[Data excerpts]
○ ○ ○

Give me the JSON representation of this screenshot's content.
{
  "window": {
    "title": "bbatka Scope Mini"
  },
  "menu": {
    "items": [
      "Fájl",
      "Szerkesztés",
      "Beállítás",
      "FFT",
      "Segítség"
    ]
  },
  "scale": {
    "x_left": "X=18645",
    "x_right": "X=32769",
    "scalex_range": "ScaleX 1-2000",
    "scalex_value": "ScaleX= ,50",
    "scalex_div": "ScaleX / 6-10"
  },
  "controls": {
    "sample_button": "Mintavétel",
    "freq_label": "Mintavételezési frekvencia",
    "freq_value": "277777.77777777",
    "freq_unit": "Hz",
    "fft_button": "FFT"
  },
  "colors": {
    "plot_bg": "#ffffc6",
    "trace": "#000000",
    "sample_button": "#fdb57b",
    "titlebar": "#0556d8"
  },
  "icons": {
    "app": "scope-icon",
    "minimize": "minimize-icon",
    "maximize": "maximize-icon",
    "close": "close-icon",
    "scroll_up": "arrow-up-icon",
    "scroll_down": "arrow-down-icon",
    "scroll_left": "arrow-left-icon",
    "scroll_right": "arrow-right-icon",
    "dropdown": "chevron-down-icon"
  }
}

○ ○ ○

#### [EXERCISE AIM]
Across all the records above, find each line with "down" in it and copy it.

#### [ANSWER BOX]
    "scroll_down": "arrow-down-icon",
    "dropdown": "chevron-down-icon"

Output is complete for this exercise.